A man’s whole influencer schtick is not tipping. Does he have a point?

A man’s gone viral for not tipping, sharing his exploits of racking up big bills and stiffing servers across Los Angeles.

A tip jar full of cash against a blue and peach background.

But does he have a point?

The anonymous non-tipper…

… goes by @zerodollarstip on Instagram and @idonttip on TikTok, a la Mr. Pink from Reservoir Dogs, only 32 years later.

He told LA Taco that earlier this month, he was confronted with a tip screen suggesting $1-$3 on a $3 danish and decided he’d make not tipping a “lifestyle.” This is despite admitting he used to be a service worker whose generous tips afforded him a Prada wallet.

He recently posted a ~$400 bill for cocktails and tableside truffles — $0 tip. By not tipping, he estimates he’s saved ~$300 in two weeks.

Let’s be clear

A guy who clearly has money to spend self-righteously harming service workers like some kind of B-team Batman villain may crave change, but it’s a shitty way to go about it.

But there is a very real conversation to be had about tipping culture, which has only gotten more confusing in the last few years:

  • Many US service workers rely on tips, with the federal minimum wage for tipped employees at $2.13/hour.
  • Yet tipping culture has rapidly expanded, including to cashiers. This has led to backlash, with ~63% of Americans saying too many places are asking for tips.
  • Meanwhile, many other countries don’t tip at all. In some, like Japan, it’s considered offensive.

The primary question in the US…

… is who should shoulder the burden of providing service workers a living wage — and there’s no easy answer.

In Los Angeles, where Captain No Tip lives, fast-food workers now make a minimum of $20/hour and tipped workers make a minimum of $16/hour, per state law.

Local restaurants — still reeling from the pandemic and two Hollywood strikes — are struggling with the rising costs of labor and everything else, forcing some to hike food prices and replace humans with kiosks or robots.

Yet, with the average LA apartment renting for ~$2.7k, workers don’t have it much easier.

The end result?
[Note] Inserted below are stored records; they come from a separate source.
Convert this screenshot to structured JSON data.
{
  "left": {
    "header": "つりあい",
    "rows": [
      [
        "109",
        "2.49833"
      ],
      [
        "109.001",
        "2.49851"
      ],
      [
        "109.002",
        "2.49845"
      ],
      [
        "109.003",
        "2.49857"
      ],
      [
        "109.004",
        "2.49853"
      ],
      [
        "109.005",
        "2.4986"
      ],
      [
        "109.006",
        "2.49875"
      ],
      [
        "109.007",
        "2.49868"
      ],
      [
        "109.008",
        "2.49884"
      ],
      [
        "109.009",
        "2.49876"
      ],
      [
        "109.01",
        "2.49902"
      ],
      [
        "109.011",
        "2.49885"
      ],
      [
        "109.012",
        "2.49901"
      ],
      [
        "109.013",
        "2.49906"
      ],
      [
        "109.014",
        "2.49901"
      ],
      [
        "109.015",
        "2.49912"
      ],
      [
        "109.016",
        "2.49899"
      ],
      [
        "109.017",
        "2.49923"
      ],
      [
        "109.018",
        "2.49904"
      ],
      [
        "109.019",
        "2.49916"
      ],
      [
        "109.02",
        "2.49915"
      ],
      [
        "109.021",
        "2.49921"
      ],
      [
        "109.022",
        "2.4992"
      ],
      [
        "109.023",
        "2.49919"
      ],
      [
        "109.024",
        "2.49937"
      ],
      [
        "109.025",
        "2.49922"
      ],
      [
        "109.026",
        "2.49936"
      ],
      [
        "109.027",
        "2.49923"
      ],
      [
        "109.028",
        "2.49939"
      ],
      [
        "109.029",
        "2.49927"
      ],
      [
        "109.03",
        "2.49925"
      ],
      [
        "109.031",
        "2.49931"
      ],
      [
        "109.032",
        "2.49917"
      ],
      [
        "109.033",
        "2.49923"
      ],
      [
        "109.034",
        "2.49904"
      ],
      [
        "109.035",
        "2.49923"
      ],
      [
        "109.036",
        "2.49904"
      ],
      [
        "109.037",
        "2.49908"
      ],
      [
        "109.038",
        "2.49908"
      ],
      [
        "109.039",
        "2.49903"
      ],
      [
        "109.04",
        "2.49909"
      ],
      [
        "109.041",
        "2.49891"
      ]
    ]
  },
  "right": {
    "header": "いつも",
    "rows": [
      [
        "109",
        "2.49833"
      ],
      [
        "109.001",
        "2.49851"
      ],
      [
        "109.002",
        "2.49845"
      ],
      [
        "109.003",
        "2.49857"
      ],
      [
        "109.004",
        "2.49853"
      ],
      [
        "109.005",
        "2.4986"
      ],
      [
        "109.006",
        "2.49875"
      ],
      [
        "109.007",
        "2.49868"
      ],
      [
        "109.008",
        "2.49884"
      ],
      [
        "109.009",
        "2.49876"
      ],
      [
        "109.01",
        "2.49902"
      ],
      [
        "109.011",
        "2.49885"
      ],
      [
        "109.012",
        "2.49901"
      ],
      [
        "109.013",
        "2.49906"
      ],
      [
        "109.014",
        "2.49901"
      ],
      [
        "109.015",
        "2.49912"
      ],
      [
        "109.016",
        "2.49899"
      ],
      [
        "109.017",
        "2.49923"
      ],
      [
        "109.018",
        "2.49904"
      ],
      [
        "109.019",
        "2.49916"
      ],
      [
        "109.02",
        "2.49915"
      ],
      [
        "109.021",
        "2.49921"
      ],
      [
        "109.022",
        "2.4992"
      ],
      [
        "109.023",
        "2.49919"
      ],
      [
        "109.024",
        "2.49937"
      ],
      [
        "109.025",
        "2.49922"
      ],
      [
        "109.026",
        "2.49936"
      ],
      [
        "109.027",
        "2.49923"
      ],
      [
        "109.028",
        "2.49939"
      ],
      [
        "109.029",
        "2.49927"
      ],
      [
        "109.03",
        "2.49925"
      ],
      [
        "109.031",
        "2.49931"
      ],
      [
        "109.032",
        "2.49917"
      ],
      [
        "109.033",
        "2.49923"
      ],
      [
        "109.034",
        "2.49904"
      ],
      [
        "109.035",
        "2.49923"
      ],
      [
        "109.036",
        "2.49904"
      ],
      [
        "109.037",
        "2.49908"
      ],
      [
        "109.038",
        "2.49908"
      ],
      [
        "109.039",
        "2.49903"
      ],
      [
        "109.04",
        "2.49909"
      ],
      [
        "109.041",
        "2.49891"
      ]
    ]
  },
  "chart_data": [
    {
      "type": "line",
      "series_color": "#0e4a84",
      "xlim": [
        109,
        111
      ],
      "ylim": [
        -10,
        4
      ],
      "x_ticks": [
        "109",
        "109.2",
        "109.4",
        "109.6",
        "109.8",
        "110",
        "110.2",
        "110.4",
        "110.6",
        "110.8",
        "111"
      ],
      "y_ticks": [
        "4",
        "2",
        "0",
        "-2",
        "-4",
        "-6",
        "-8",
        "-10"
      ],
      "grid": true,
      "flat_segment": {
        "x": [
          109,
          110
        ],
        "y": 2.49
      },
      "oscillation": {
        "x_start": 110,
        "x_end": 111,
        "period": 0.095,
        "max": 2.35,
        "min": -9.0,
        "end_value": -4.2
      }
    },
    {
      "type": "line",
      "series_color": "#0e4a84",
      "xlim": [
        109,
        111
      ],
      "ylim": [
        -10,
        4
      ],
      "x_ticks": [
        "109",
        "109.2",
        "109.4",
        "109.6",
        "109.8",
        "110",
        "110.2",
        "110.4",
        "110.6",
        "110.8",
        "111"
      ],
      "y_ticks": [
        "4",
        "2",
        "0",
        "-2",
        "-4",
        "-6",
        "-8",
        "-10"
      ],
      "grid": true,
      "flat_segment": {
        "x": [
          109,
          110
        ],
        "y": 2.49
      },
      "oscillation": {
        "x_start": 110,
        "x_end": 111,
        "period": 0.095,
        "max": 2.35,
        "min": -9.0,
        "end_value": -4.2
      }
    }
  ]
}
Nobody’s happy, except maybe this non-tipping guy, and landlords — some of whom are also asking for tips now, and no, absolutely not.

New call-to-action

Get the 5-minute news brief keeping 2.5M+ innovators in the loop. Always free. 100% fresh. No bullsh*t.